Component data from apps and pages
________________________

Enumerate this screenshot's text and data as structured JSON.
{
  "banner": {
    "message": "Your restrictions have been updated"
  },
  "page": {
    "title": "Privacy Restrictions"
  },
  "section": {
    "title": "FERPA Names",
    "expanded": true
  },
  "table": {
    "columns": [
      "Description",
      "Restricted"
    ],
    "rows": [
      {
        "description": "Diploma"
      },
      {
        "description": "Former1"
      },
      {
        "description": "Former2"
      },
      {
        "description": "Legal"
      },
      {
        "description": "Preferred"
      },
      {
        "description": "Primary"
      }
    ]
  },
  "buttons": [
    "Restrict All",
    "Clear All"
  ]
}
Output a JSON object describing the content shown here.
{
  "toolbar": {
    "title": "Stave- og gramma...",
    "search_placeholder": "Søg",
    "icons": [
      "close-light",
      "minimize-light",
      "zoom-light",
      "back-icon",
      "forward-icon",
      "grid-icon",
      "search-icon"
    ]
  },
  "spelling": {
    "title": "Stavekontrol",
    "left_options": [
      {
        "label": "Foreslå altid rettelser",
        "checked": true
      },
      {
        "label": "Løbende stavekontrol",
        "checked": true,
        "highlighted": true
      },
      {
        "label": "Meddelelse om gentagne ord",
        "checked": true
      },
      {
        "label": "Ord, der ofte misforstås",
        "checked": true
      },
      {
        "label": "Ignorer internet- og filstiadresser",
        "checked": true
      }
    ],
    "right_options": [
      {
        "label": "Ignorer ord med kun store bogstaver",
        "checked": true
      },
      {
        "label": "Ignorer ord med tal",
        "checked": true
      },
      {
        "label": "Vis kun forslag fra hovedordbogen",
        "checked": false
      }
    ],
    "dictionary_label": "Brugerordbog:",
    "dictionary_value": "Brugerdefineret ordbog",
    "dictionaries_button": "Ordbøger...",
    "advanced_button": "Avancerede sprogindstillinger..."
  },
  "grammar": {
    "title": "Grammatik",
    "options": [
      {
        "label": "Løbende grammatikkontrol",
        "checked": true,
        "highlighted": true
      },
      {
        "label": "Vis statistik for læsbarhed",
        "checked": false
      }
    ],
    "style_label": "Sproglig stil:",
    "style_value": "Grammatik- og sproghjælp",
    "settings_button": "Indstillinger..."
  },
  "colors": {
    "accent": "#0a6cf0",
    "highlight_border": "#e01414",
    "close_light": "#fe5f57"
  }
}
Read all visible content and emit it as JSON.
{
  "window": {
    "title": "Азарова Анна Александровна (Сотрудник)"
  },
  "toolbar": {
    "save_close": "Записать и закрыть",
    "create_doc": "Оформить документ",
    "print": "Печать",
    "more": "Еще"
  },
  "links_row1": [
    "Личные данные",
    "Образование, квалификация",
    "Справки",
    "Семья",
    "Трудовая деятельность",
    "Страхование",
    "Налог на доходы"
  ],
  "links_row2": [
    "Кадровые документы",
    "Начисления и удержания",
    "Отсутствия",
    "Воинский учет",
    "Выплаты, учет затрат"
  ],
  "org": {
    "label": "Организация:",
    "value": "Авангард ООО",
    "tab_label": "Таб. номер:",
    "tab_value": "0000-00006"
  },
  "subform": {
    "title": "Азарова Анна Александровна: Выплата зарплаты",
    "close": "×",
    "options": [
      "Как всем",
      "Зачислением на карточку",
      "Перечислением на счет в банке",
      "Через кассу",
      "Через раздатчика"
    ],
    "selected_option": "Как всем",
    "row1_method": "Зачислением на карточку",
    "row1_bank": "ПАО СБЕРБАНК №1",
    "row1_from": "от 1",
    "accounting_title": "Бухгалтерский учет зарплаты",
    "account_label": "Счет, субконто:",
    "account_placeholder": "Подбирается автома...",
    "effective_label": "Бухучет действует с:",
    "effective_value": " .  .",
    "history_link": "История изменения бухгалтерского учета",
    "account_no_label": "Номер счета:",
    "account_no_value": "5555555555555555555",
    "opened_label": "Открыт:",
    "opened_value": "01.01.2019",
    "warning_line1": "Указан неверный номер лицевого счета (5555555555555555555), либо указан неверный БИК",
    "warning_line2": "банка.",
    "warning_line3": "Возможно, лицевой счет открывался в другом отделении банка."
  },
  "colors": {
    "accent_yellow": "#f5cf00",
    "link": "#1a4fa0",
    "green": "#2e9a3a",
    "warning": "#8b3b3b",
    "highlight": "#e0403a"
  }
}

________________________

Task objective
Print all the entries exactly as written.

Response to the exercise
Enumerate this screenshot's text and data as structured JSON.
{
  "banner": {
    "message": "Your restrictions have been updated"
  },
  "page": {
    "title": "Privacy Restrictions"
  },
  "section": {
    "title": "FERPA Names",
    "expanded": true
  },
  "table": {
    "columns": [
      "Description",
      "Restricted"
    ],
    "rows": [
      {
        "description": "Diploma"
      },
      {
        "description": "Former1"
      },
      {
        "description": "Former2"
      },
      {
        "description": "Legal"
      },
      {
        "description": "Preferred"
      },
      {
        "description": "Primary"
      }
    ]
  },
  "buttons": [
    "Restrict All",
    "Clear All"
  ]
}
Output a JSON object describing the content shown here.
{
  "toolbar": {
    "title": "Stave- og gramma...",
    "search_placeholder": "Søg",
    "icons": [
      "close-light",
      "minimize-light",
      "zoom-light",
      "back-icon",
      "forward-icon",
      "grid-icon",
      "search-icon"
    ]
  },
  "spelling": {
    "title": "Stavekontrol",
    "left_options": [
      {
        "label": "Foreslå altid rettelser",
        "checked": true
      },
      {
        "label": "Løbende stavekontrol",
        "checked": true,
        "highlighted": true
      },
      {
        "label": "Meddelelse om gentagne ord",
        "checked": true
      },
      {
        "label": "Ord, der ofte misforstås",
        "checked": true
      },
      {
        "label": "Ignorer internet- og filstiadresser",
        "checked": true
      }
    ],
    "right_options": [
      {
        "label": "Ignorer ord med kun store bogstaver",
        "checked": true
      },
      {
        "label": "Ignorer ord med tal",
        "checked": true
      },
      {
        "label": "Vis kun forslag fra hovedordbogen",
        "checked": false
      }
    ],
    "dictionary_label": "Brugerordbog:",
    "dictionary_value": "Brugerdefineret ordbog",
    "dictionaries_button": "Ordbøger...",
    "advanced_button": "Avancerede sprogindstillinger..."
  },
  "grammar": {
    "title": "Grammatik",
    "options": [
      {
        "label": "Løbende grammatikkontrol",
        "checked": true,
        "highlighted": true
      },
      {
        "label": "Vis statistik for læsbarhed",
        "checked": false
      }
    ],
    "style_label": "Sproglig stil:",
    "style_value": "Grammatik- og sproghjælp",
    "settings_button": "Indstillinger..."
  },
  "colors": {
    "accent": "#0a6cf0",
    "highlight_border": "#e01414",
    "close_light": "#fe5f57"
  }
}
Read all visible content and emit it as JSON.
{
  "window": {
    "title": "Азарова Анна Александровна (Сотрудник)"
  },
  "toolbar": {
    "save_close": "Записать и закрыть",
    "create_doc": "Оформить документ",
    "print": "Печать",
    "more": "Еще"
  },
  "links_row1": [
    "Личные данные",
    "Образование, квалификация",
    "Справки",
    "Семья",
    "Трудовая деятельность",
    "Страхование",
    "Налог на доходы"
  ],
  "links_row2": [
    "Кадровые документы",
    "Начисления и удержания",
    "Отсутствия",
    "Воинский учет",
    "Выплаты, учет затрат"
  ],
  "org": {
    "label": "Организация:",
    "value": "Авангард ООО",
    "tab_label": "Таб. номер:",
    "tab_value": "0000-00006"
  },
  "subform": {
    "title": "Азарова Анна Александровна: Выплата зарплаты",
    "close": "×",
    "options": [
      "Как всем",
      "Зачислением на карточку",
      "Перечислением на счет в банке",
      "Через кассу",
      "Через раздатчика"
    ],
    "selected_option": "Как всем",
    "row1_method": "Зачислением на карточку",
    "row1_bank": "ПАО СБЕРБАНК №1",
    "row1_from": "от 1",
    "accounting_title": "Бухгалтерский учет зарплаты",
    "account_label": "Счет, субконто:",
    "account_placeholder": "Подбирается автома...",
    "effective_label": "Бухучет действует с:",
    "effective_value": " .  .",
    "history_link": "История изменения бухгалтерского учета",
    "account_no_label": "Номер счета:",
    "account_no_value": "5555555555555555555",
    "opened_label": "Открыт:",
    "opened_value": "01.01.2019",
    "warning_line1": "Указан неверный номер лицевого счета (5555555555555555555), либо указан неверный БИК",
    "warning_line2": "банка.",
    "warning_line3": "Возможно, лицевой счет открывался в другом отделении банка."
  },
  "colors": {
    "accent_yellow": "#f5cf00",
    "link": "#1a4fa0",
    "green": "#2e9a3a",
    "warning": "#8b3b3b",
    "highlight": "#e0403a"
  }
}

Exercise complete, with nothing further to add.